With my return to faith, I began to listen to the Catholic Answers Live radio show, enjoying what I was learning and tuning in regularly. When they announced one day that the topic had something to do with abortion, I rolled my eyes but stayed tuned in. The guest for the day was Jim Sedlak of American Life League’s STOPP, and the topic wasn’t just abortion, it was the truth about Planned Parenthood. Prior to hearing Jim Sedlak speak, my view was that Planned Parenthood was a non-profit health clinic that provided free health care services to women, and that, while they may perform a few abortions here and there, it was a rare procedure and hardly worth discussing. But as Jim spoke, hammering away at those misconceptions, I was stunned. I’d never heard anything like this about that company. The truly destructive blow came when he talked about how many millions of dollars in profit Planned Parenthood earns, and for how many years they’d been earning profits in the millions. My illusions were shattered and the final scales fell from my eyes. This wasn’t compassionate care for women in need; this was making money by taking advantage of women in desperate situations. How could I ever support this?
I visited some of the websites that Jim mentioned, including American Life League. I had heard about pro-life protesters who showed horrible pictures of aborted babies, but hadn’t actually seen them myself because I usually avoided those gatherings. When I saw some of the photos online, I was truly horrified. That’s when I realized that the pictures people talked about weren’t just graphic and disgusting drawings; they were photographs of what had happened to babies who were aborted.

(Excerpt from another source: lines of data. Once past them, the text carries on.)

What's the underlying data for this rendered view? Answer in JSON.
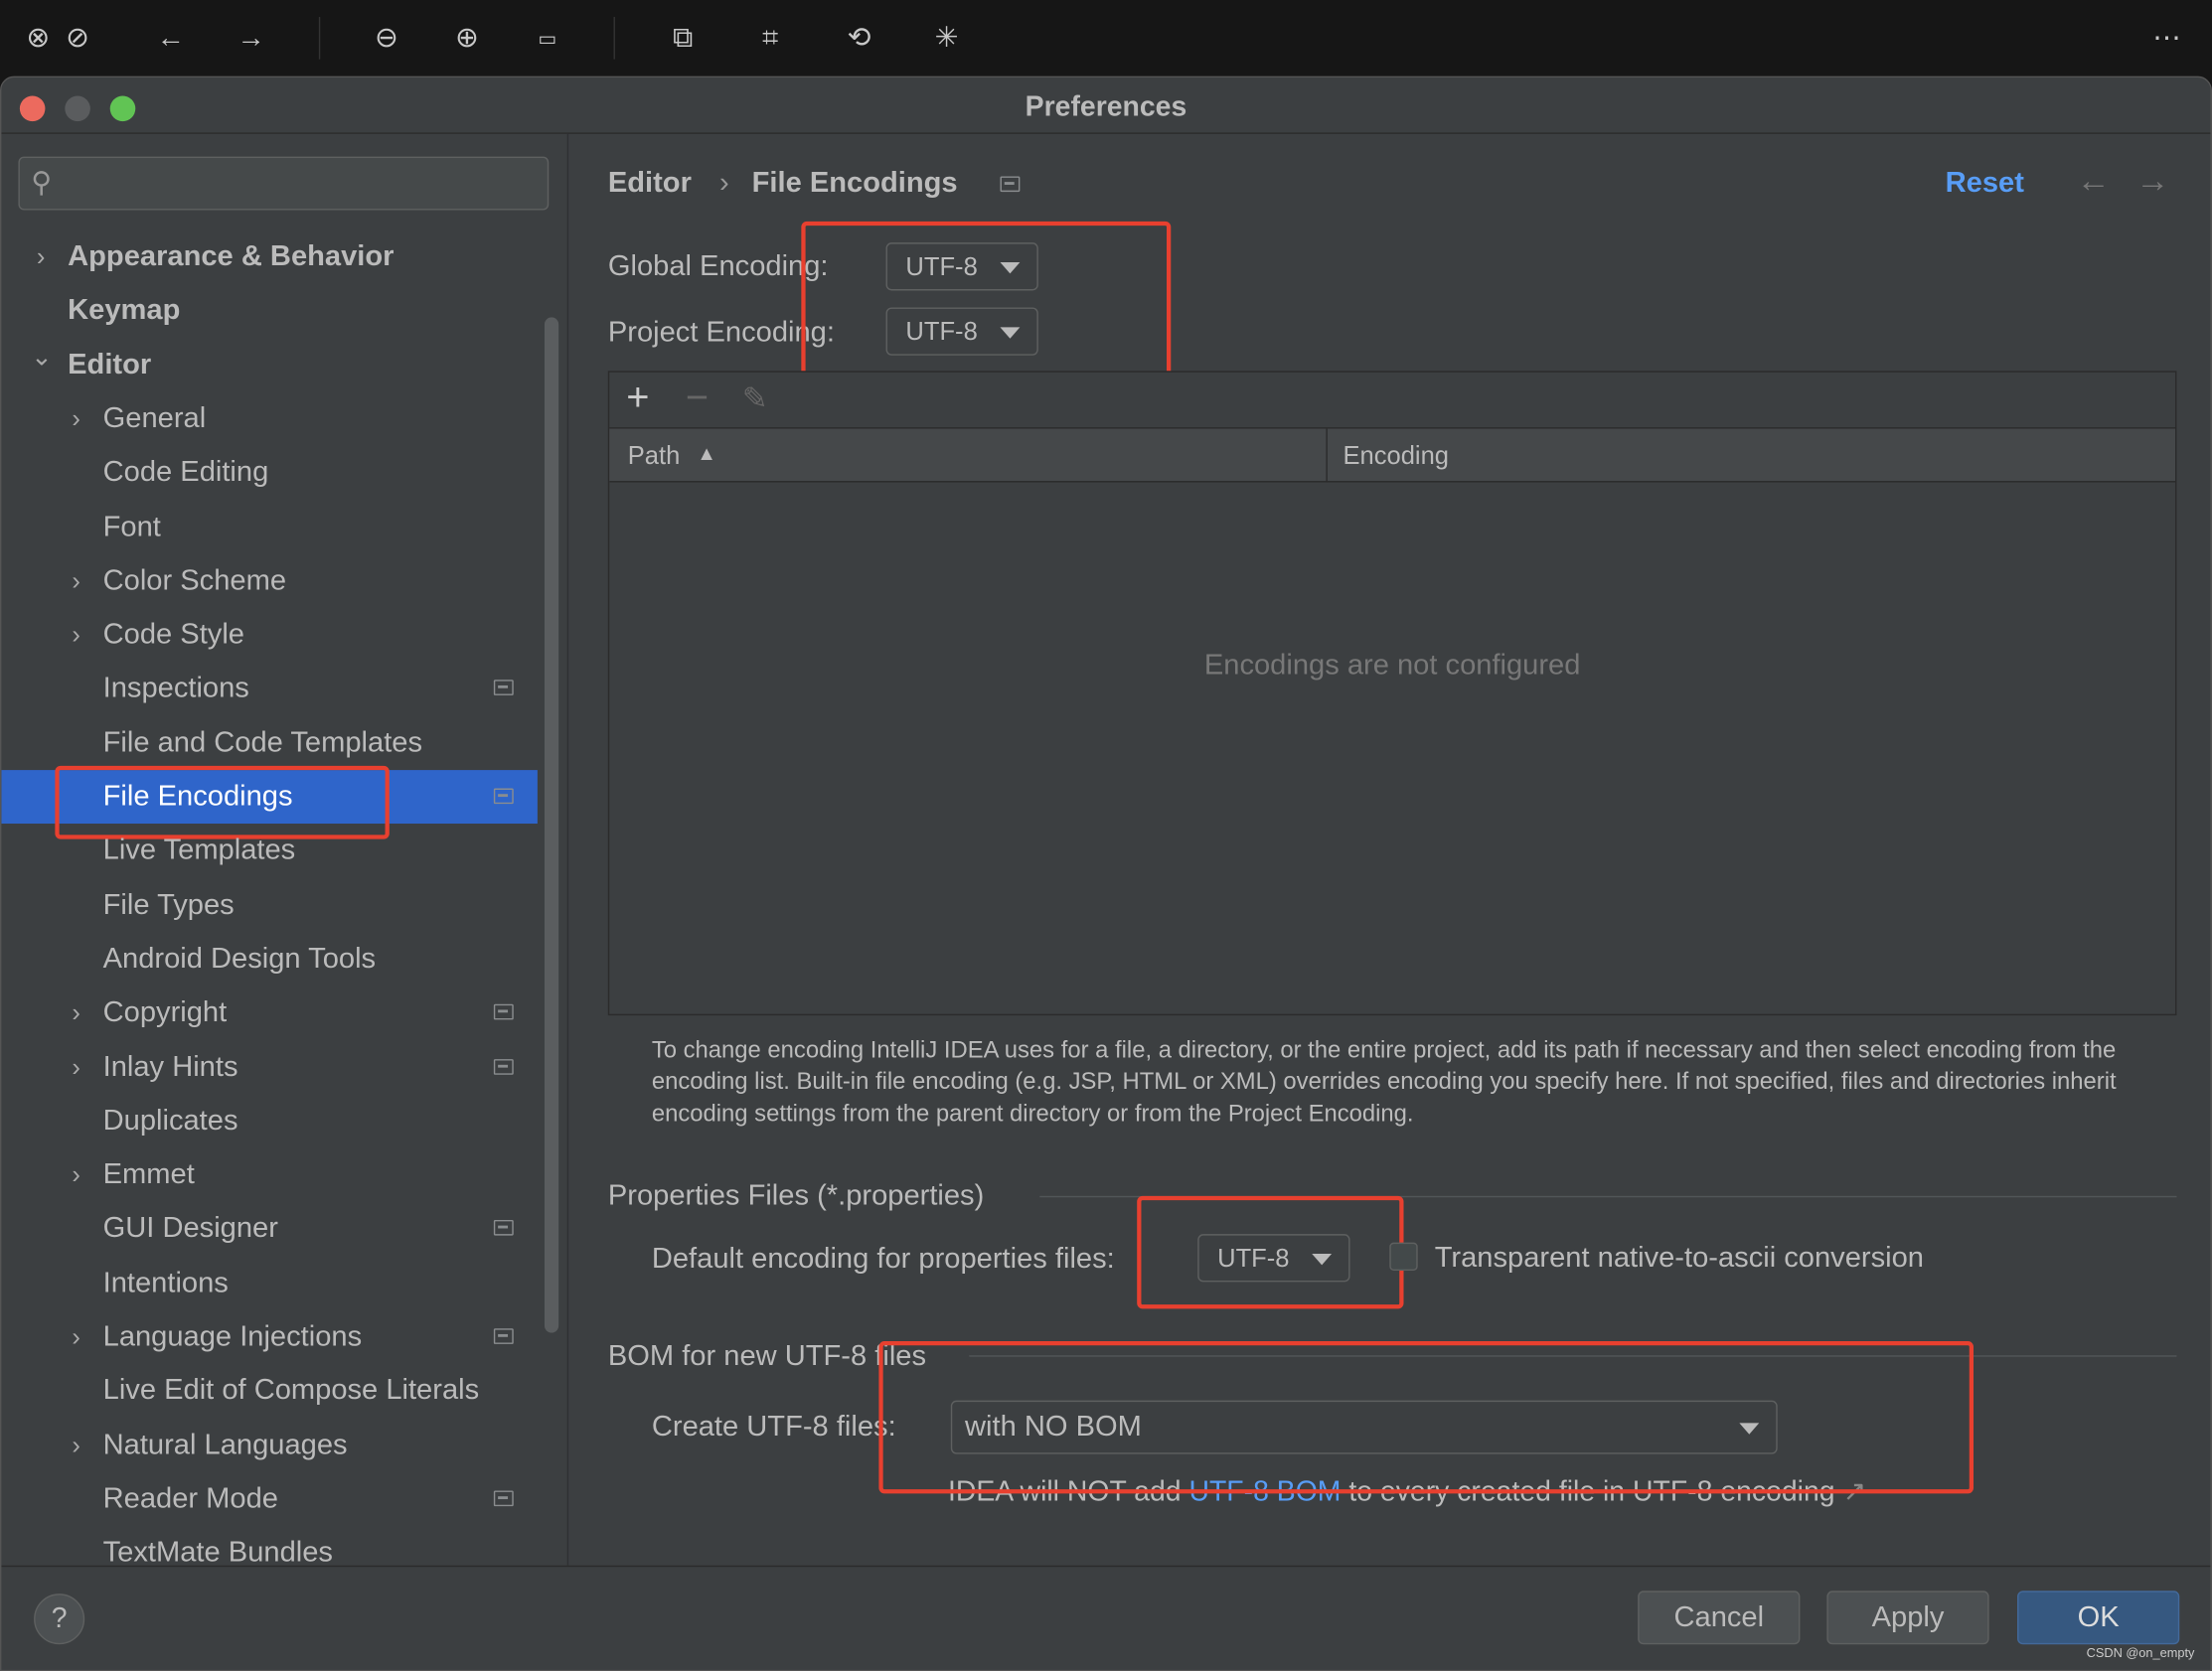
{
  "viewer_toolbar": {
    "icons": [
      "close-circle-icon",
      "block-icon",
      "back-arrow-icon",
      "forward-arrow-icon",
      "zoom-out-icon",
      "zoom-in-icon",
      "actual-size-icon",
      "translate-icon",
      "scan-text-icon",
      "rotate-icon",
      "magic-wand-icon",
      "more-icon"
    ]
  },
  "window": {
    "title": "Preferences"
  },
  "sidebar": {
    "search_placeholder": "",
    "items": [
      {
        "label": "Appearance & Behavior",
        "level": 0,
        "expandable": true,
        "expanded": false,
        "bold": true
      },
      {
        "label": "Keymap",
        "level": 0,
        "expandable": false,
        "bold": true
      },
      {
        "label": "Editor",
        "level": 0,
        "expandable": true,
        "expanded": true,
        "bold": true
      },
      {
        "label": "General",
        "level": 1,
        "expandable": true
      },
      {
        "label": "Code Editing",
        "level": 1
      },
      {
        "label": "Font",
        "level": 1
      },
      {
        "label": "Color Scheme",
        "level": 1,
        "expandable": true
      },
      {
        "label": "Code Style",
        "level": 1,
        "expandable": true
      },
      {
        "label": "Inspections",
        "level": 1,
        "badge": true
      },
      {
        "label": "File and Code Templates",
        "level": 1
      },
      {
        "label": "File Encodings",
        "level": 1,
        "badge": true,
        "selected": true
      },
      {
        "label": "Live Templates",
        "level": 1
      },
      {
        "label": "File Types",
        "level": 1
      },
      {
        "label": "Android Design Tools",
        "level": 1
      },
      {
        "label": "Copyright",
        "level": 1,
        "expandable": true,
        "badge": true
      },
      {
        "label": "Inlay Hints",
        "level": 1,
        "expandable": true,
        "badge": true
      },
      {
        "label": "Duplicates",
        "level": 1
      },
      {
        "label": "Emmet",
        "level": 1,
        "expandable": true
      },
      {
        "label": "GUI Designer",
        "level": 1,
        "badge": true
      },
      {
        "label": "Intentions",
        "level": 1
      },
      {
        "label": "Language Injections",
        "level": 1,
        "expandable": true,
        "badge": true
      },
      {
        "label": "Live Edit of Compose Literals",
        "level": 1
      },
      {
        "label": "Natural Languages",
        "level": 1,
        "expandable": true
      },
      {
        "label": "Reader Mode",
        "level": 1,
        "badge": true
      },
      {
        "label": "TextMate Bundles",
        "level": 1
      }
    ]
  },
  "header": {
    "breadcrumb": [
      "Editor",
      "File Encodings"
    ],
    "reset_label": "Reset"
  },
  "encodings": {
    "global_label": "Global Encoding:",
    "global_value": "UTF-8",
    "project_label": "Project Encoding:",
    "project_value": "UTF-8",
    "table": {
      "columns": [
        "Path",
        "Encoding"
      ],
      "empty_text": "Encodings are not configured"
    },
    "help_text": "To change encoding IntelliJ IDEA uses for a file, a directory, or the entire project, add its path if necessary and then select encoding from the encoding list. Built-in file encoding (e.g. JSP, HTML or XML) overrides encoding you specify here. If not specified, files and directories inherit encoding settings from the parent directory or from the Project Encoding."
  },
  "properties": {
    "section_title": "Properties Files (*.properties)",
    "default_label": "Default encoding for properties files:",
    "default_value": "UTF-8",
    "transparent_label": "Transparent native-to-ascii conversion",
    "transparent_checked": false
  },
  "bom": {
    "section_title": "BOM for new UTF-8 files",
    "create_label": "Create UTF-8 files:",
    "create_value": "with NO BOM",
    "note_prefix": "IDEA will NOT add ",
    "note_link": "UTF-8 BOM",
    "note_suffix": " to every created file in UTF-8 encoding",
    "note_arrow": "↗"
  },
  "footer": {
    "help": "?",
    "cancel": "Cancel",
    "apply": "Apply",
    "ok": "OK"
  },
  "watermark": "CSDN @on_empty",
  "colors": {
    "accent": "#2f65ca",
    "link": "#589df6",
    "highlight_box": "#e8402f",
    "ok_button": "#365880"
  }
}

After hearing Jim Sedlak and after doing more research on my own, I knew I could never again be anything but completely pro-life, without exceptions. I could finally see that all of the reasons in favor of abortion being safe, legal, and rare were good reasons to help women, not to kill their children. I began going to Planned Parenthood in Boston to pray the rosary with the Helpers of God’s Precious Infants on a regular basis, and prayed on my own even more often. I worked for a short time with Project Rachel and saw a great deal of suffering, but also amazing healing through their extension of God’s mercy to men and women who were suffering from past abortions.
Today we need to attack abortion on all fronts. The practice of abortion will only become truly unthinkable when we accept the grace that God extends to us. The excuses and scales obscuring our ability to see the truth can be penetrated by reason, but only conversion and accepting His grace will make them fall away completely.
Since 1995, American Life League’s STOPP International has been involved in shutting down 200 Planned Parenthood facilities, 20 in the last year alone. STOPP’s website (STOPP.org) offers a wealth of statistics and analyses, reference materials, and an overview of the plan to shut down Planned Parenthood facilities. Jim Sedlak has instructed and inspired many through writing and speaking—as on his show “Armed for Battle” broadcasted every Friday on Radio Maria (RadioMaria.us)—making him one of Planned Parenthood’s worst enemies.
Jim’s wisdom and guidance has inspired a new educational video, Who Was the Real Margaret Sanger?, produced by American Life League’s Culture of Life Studies Program. The video series details how Margaret Sanger, the founder of Planned Parenthood, changed America’s mind about birth control. Visit the Culture of Life Studies Program’s website (CultureOfLifeStudies.com) to learn more about this important video series produced to keep today’s students from becoming tomorrow’s Margaret Sanger.
Amy MacKinnon earned a BA in psychology from the University of Massachusetts Boston in 2003. In 2010, she earned her MA in theology from the Notre Dame Graduate School of Christendom College with a specialization in catechetics. In 2013, she earned an STB and is currently working toward an STL at the Dominican House of Studies in Washington, DC.